**Exercise requirements:**
Scan the listing below for the word "JSON", then copy each line that has it.

═══ Extracted information ═══

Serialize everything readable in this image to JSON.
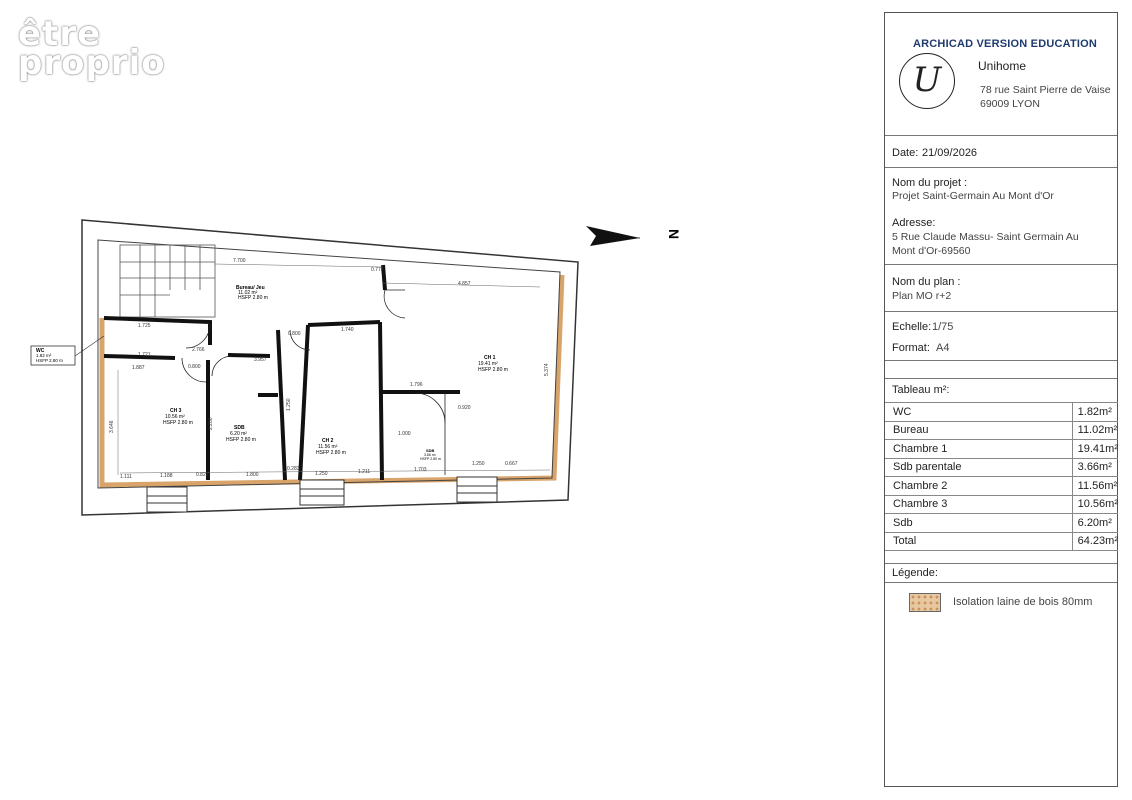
{
  "watermark": {
    "line1": "être",
    "line2": "proprio"
  },
  "north_label": "N",
  "plan": {
    "rooms": [
      {
        "id": "wc",
        "name": "WC",
        "area": "1.82 m²",
        "hsfp": "HSFP 2.80 m"
      },
      {
        "id": "bureau",
        "name": "Bureau/ Jeu",
        "area": "11.02 m²",
        "hsfp": "HSFP 2.80 m"
      },
      {
        "id": "ch1",
        "name": "CH 1",
        "area": "19.41 m²",
        "hsfp": "HSFP 2.80 m"
      },
      {
        "id": "ch3",
        "name": "CH 3",
        "area": "10.56 m²",
        "hsfp": "HSFP 2.80 m"
      },
      {
        "id": "sdb",
        "name": "SDB",
        "area": "6.20 m²",
        "hsfp": "HSFP 2.80 m"
      },
      {
        "id": "ch2",
        "name": "CH 2",
        "area": "11.56 m²",
        "hsfp": "HSFP 2.80 m"
      },
      {
        "id": "sdb2",
        "name": "SDB",
        "area": "3.66 m²",
        "hsfp": "HSFP 2.80 m"
      }
    ],
    "dimensions": [
      "7.700",
      "0.772",
      "4.857",
      "1.725",
      "1.721",
      "2.766",
      "0.800",
      "3.957",
      "1.740",
      "1.887",
      "0.800",
      "1.796",
      "1.000",
      "0.920",
      "1.111",
      "1.188",
      "0.822",
      "1.800",
      "0.283",
      "1.250",
      "1.211",
      "1.703",
      "1.250",
      "0.667",
      "3.646",
      "1.250",
      "2.200",
      "5.374"
    ]
  },
  "panel": {
    "title": "ARCHICAD VERSION EDUCATION",
    "logo_letter": "U",
    "company": "Unihome",
    "address_line1": "78 rue Saint Pierre de Vaise",
    "address_line2": "69009 LYON",
    "date_label": "Date:",
    "date_value": "21/09/2026",
    "project_label": "Nom du projet :",
    "project_value": "Projet Saint-Germain Au Mont d'Or",
    "address_label": "Adresse:",
    "address_value": "5 Rue Claude Massu- Saint Germain Au Mont d'Or-69560",
    "plan_label": "Nom du plan :",
    "plan_value": "Plan MO r+2",
    "scale_label": "Echelle:",
    "scale_value": "1/75",
    "format_label": "Format:",
    "format_value": "A4",
    "table_title": "Tableau m²:",
    "table_rows": [
      {
        "room": "WC",
        "area": "1.82m²"
      },
      {
        "room": "Bureau",
        "area": "11.02m²"
      },
      {
        "room": "Chambre 1",
        "area": "19.41m²"
      },
      {
        "room": "Sdb parentale",
        "area": "3.66m²"
      },
      {
        "room": "Chambre 2",
        "area": "11.56m²"
      },
      {
        "room": "Chambre 3",
        "area": "10.56m²"
      },
      {
        "room": "Sdb",
        "area": "6.20m²"
      }
    ],
    "total_label": "Total",
    "total_value": "64.23m²",
    "legend_label": "Légende:",
    "legend_item": "Isolation laine de bois 80mm"
  },
  "colors": {
    "insulation": "#d9a46a",
    "wall": "#111111",
    "outline": "#333333",
    "title_blue": "#1f3b6e"
  }
}
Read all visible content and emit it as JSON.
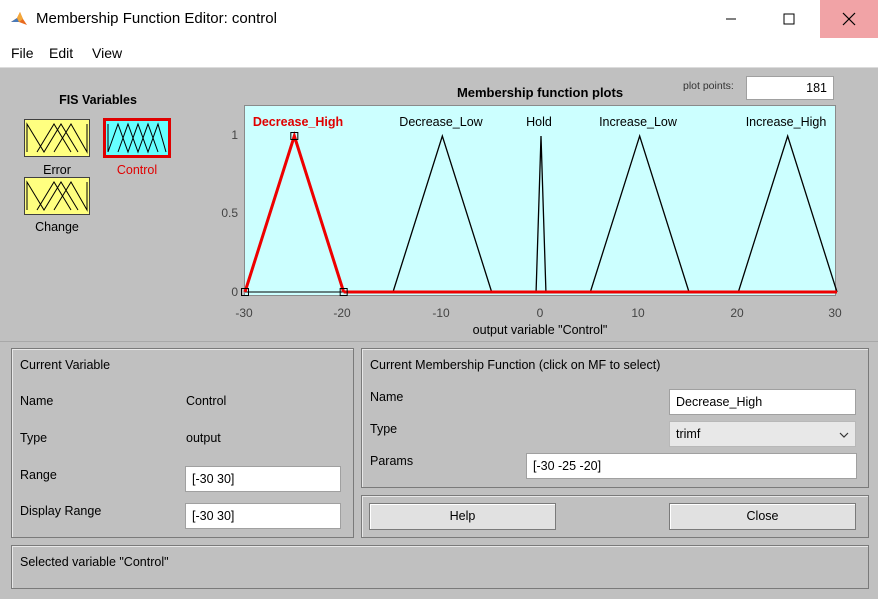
{
  "window": {
    "title": "Membership Function Editor: control"
  },
  "menu": {
    "file": "File",
    "edit": "Edit",
    "view": "View"
  },
  "fis_variables": {
    "title": "FIS Variables",
    "items": [
      {
        "label": "Error",
        "selected": false
      },
      {
        "label": "Control",
        "selected": true
      },
      {
        "label": "Change",
        "selected": false
      }
    ]
  },
  "plot": {
    "title": "Membership function plots",
    "plot_points_label": "plot points:",
    "plot_points_value": "181",
    "x_axis_label": "output variable \"Control\"",
    "x_ticks": [
      "-30",
      "-20",
      "-10",
      "0",
      "10",
      "20",
      "30"
    ],
    "y_ticks": [
      "1",
      "0.5",
      "0"
    ],
    "x_range": [
      -30,
      30
    ],
    "y_range": [
      0,
      1
    ],
    "background_color": "#ccffff",
    "selected_color": "#ee0000",
    "mfs": [
      {
        "name": "Decrease_High",
        "params": [
          -30,
          -25,
          -20
        ],
        "selected": true
      },
      {
        "name": "Decrease_Low",
        "params": [
          -15,
          -10,
          -5
        ],
        "selected": false
      },
      {
        "name": "Hold",
        "params": [
          -0.5,
          0,
          0.5
        ],
        "selected": false
      },
      {
        "name": "Increase_Low",
        "params": [
          5,
          10,
          15
        ],
        "selected": false
      },
      {
        "name": "Increase_High",
        "params": [
          20,
          25,
          30
        ],
        "selected": false
      }
    ]
  },
  "current_variable": {
    "title": "Current Variable",
    "name_label": "Name",
    "name_value": "Control",
    "type_label": "Type",
    "type_value": "output",
    "range_label": "Range",
    "range_value": "[-30 30]",
    "display_range_label": "Display Range",
    "display_range_value": "[-30 30]"
  },
  "current_mf": {
    "title": "Current Membership Function (click on MF to select)",
    "name_label": "Name",
    "name_value": "Decrease_High",
    "type_label": "Type",
    "type_value": "trimf",
    "params_label": "Params",
    "params_value": "[-30 -25 -20]"
  },
  "buttons": {
    "help": "Help",
    "close": "Close"
  },
  "status": {
    "text": "Selected variable \"Control\""
  }
}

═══

**Response to this task:**
Serialize everything readable in this image to JSON.
Read all visible content and emit it as JSON.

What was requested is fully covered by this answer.